Letters of inquiry were issued in July and subpoenas were issued in the last couple of days to property-casualty, health, auto, and employee benefits insurers, the attorney general said in an interview with National Underwriter. Blumenthal says that the investigation is “active and ongoing.” He declined comment on potential action until the investigation is concluded. There may well be coordination of work with other Attorneys General, he adds.

New York Attorney General Eliot Spitzer launched an investigation into insurance brokerage practices earlier this year and announced a civil suit against Marsh & McLennan Cos., a broker based in New York, on Oct. 14. The civil complaint also names insurance companies including ACE; Hamilton, Bermuda; American International Group, New York; The Hartford, Hartford, Conn.; and Munich American Risk Partners, a unit of Munich Re in Princeton, N.J.

The investigation and suit are also prompting action from state insurance regulators. Regulators have been seeking to strengthen regulation in their individual states, and now the National Association of Insurance Commissioners, Kansas City, Mo., is also initiating a coordinated response, according to Joel Ario, Oregon insurance administrator and NAIC vice president.

Ario says that one of the steps that regulators are taking is to see what existing authority they have to prevent abuses. For instance, he says that in Oregon, a proposed regulation was filed in mid-October and could be finalized in late November 2004 to ensure adequate disclosure of brokerage fees and any compensation from insurers. The pending regulation may be strengthened even further, he adds.

On Oct. 20, California Insurance Commissioner John Garamendi proposed regulations to prevent brokerage compensation abuses. Civil action is being considered by the department and will probably be filed soon, according to a department spokesman. (See related Web article.)

Regulators at the NAIC will start an “aggressive fact-finding effort” to determine what problems exist and will designate a representative in each department to field any inquiries and gather information from the public, he adds. Regulators will be coordinating their efforts with the attorney general’s office, Ario says.

Additionally, the NAIC will create a committee of no more than 5 states to oversee state regulatory action.

“It is my guess that there will be some [market conduct] exams” as a result of this new coordinated effort, Ario says. However, he declined to name specific companies that could be targeted.

Most states have some applicable laws and regulations that can be used now to help stop any abuses, Ario says.
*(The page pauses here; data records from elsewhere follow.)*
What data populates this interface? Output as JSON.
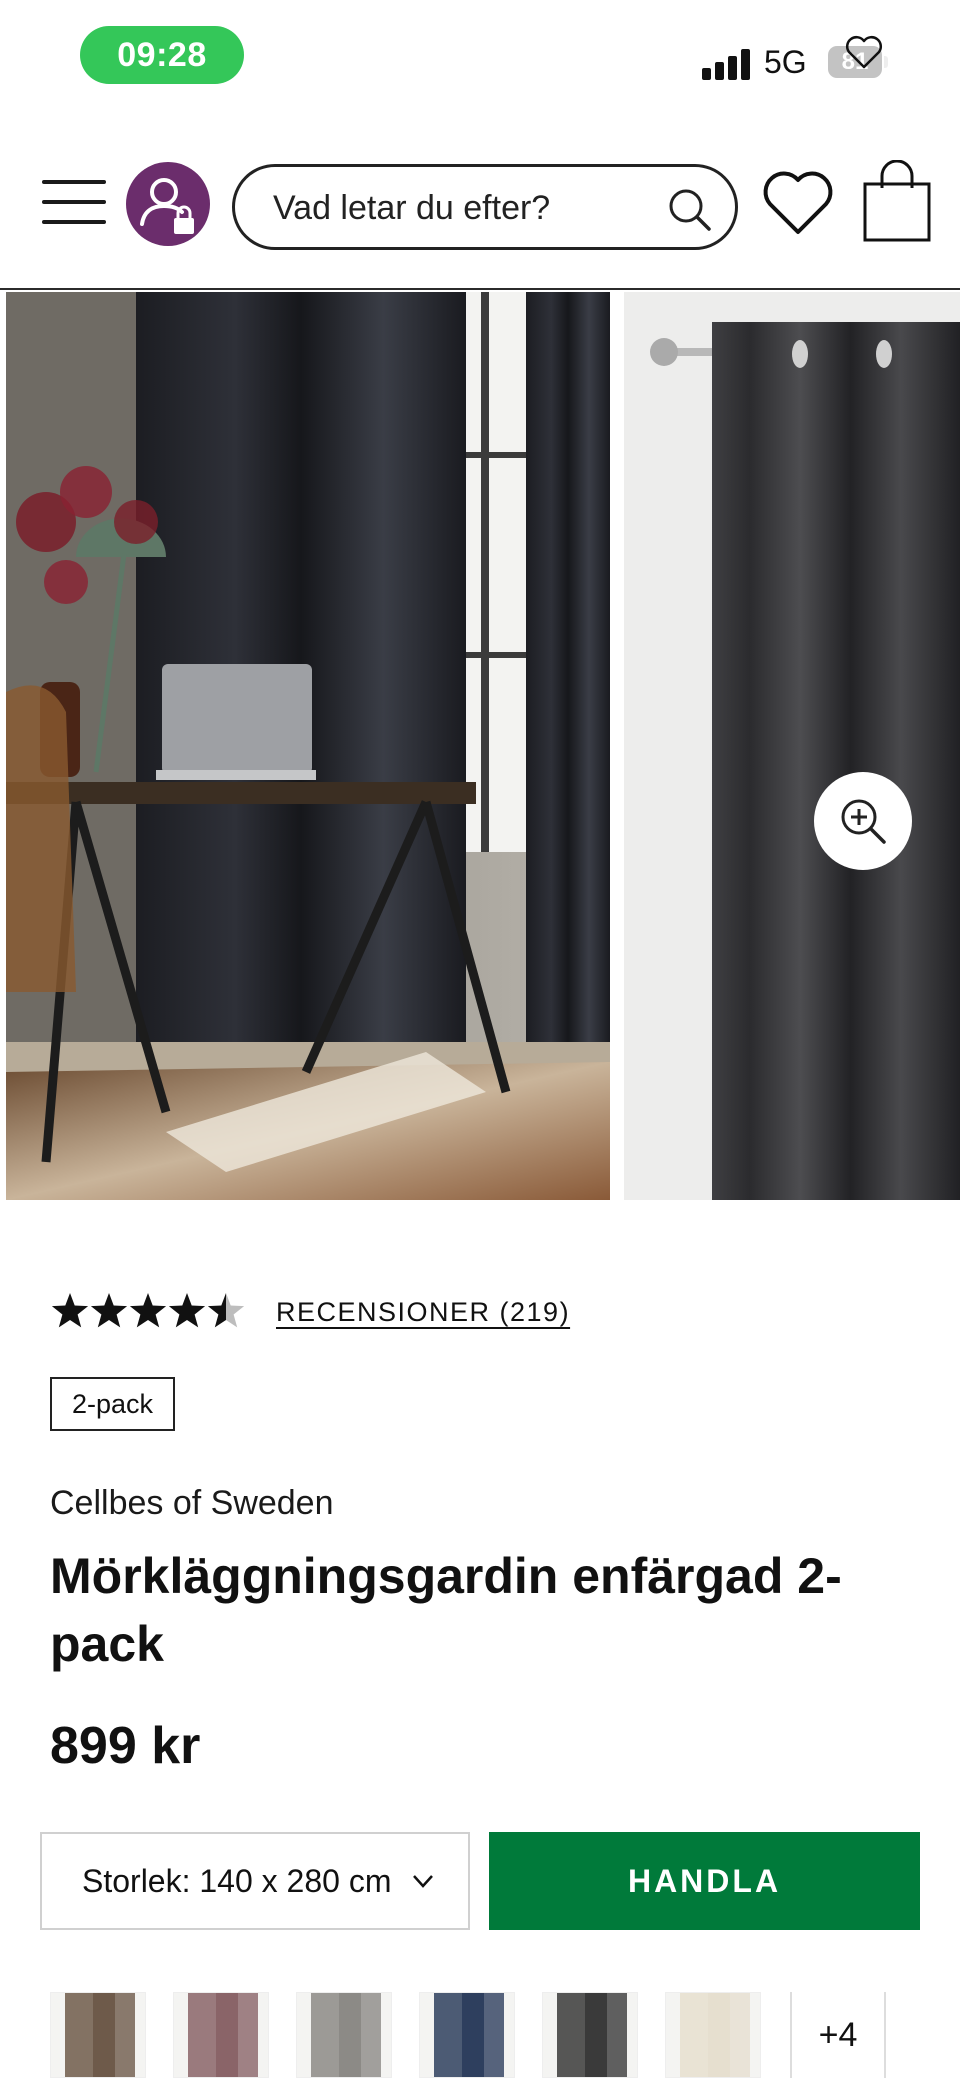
{
  "status_bar": {
    "time": "09:28",
    "network": "5G",
    "battery": "81"
  },
  "header": {
    "search_placeholder": "Vad letar du efter?",
    "icons": [
      "menu-icon",
      "user-locked-icon",
      "search-icon",
      "heart-icon",
      "shopping-bag-icon"
    ]
  },
  "gallery": {
    "icons": [
      "heart-icon",
      "zoom-in-icon"
    ]
  },
  "product": {
    "rating": 4.5,
    "rating_max": 5,
    "reviews_label": "RECENSIONER (219)",
    "badge": "2-pack",
    "brand": "Cellbes of Sweden",
    "title": "Mörkläggningsgardin enfärgad 2-pack",
    "price": "899 kr",
    "size_label": "Storlek: 140 x 280 cm",
    "buy_label": "HANDLA",
    "more_colors": "+4"
  },
  "colors": {
    "accent_green": "#007a3a",
    "avatar_purple": "#6b2d6c",
    "status_green": "#34c759",
    "swatches": [
      "#6e5a4a",
      "#8a6468",
      "#8c8a86",
      "#2e3f5e",
      "#3a3a3a",
      "#e6dfcf"
    ]
  }
}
While any allegations of bid-rigging would probably go beyond insurance codes, fees and commissions paid are under the purview of state insurance regulation, he says.

States have been addressing the issue of commissions and fees and potential conflicts of interest for the last couple of years, as witnessed by a New York insurance department bulletin,. But the issue of bid-rigging is a new one for state insurance regulators, according to Ario. “To my knowledge, this is quite new.”